An interesting and readable account but it was like watching a car crash in slow motion. Seriously, Ian, lighten up. At 60 you may have polished off more than half the glass but complaining about your lack of accomplishment and lack of money while jetting around the world, skiing, swimming, biking and getting paid to write interesting stories for a top newspaper.. ? And publish a book about it? WTF? .. Really more indulgent than insightful or inspiring.
As 'they' say: Success is wanting what you have not getting what you want. Reminds me NOT to keep a journal.

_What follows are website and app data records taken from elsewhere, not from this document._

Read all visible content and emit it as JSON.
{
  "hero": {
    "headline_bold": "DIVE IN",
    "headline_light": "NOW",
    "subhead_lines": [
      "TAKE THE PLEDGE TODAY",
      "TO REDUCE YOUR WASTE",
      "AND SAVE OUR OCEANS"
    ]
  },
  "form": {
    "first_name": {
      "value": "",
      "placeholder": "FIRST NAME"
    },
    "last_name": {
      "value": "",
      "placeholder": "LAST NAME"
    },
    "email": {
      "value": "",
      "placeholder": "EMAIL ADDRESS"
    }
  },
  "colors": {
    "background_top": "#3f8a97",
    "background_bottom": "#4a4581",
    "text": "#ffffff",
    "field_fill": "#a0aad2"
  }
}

Brown details the inevitable physiological disappointments that accompany aging—prostate concerns, glaucoma, knee pain, plantar fasciitis, hearing aids, rosacea, skin tags and even his recently discovered hemorrhoid that he fondly named George, who has become an important part of his persona, sadly replacing his former preoccupation with sex. As a result of once listening to his mother-in-law and her friends endlessly talking about their operations, strokes and hernias, he promised that he would never do the same. “I would talk about literature and ideas” he says, adding “Now I talk about operations, strokes and hernias. hemorrhoids even. I used to talk about sex but no one wants to anymore. Despite its cynicism, the entire book is written with humour and honesty.Read more ›
Most recent customer reviews
Ian Brown........what can I say? love his writing and really enjoyed this book! Picked it up and just could not put it down until I finished it! Very relatable for me (age 55).Published 4 months ago by Heather Bradner
Bit of a disappointment after listen ending to interview with Shelagh Rogers on CBCPublished 4 months ago by Verna Brown
I just loved this book. Loved his honesty and sharing of his worries about his own mind and his own social attractiveness. Read morePublished 5 months ago by susayoun
I didn't know what to expect, but this is a struggle to read... It's a dreary book.Published 6 months ago by daniel gautreau
This reads like a poor knock off of Karl Ove Knausgaard. It's boring and depressing.Published 7 months ago by Sandra Martin
I loved the honesty of this book. I devoured it in two enjoyable sittings. Brown is open, funny, and (though he might hate to hear it) wise. I'll read this one again.Published 7 months ago by Angie Abdou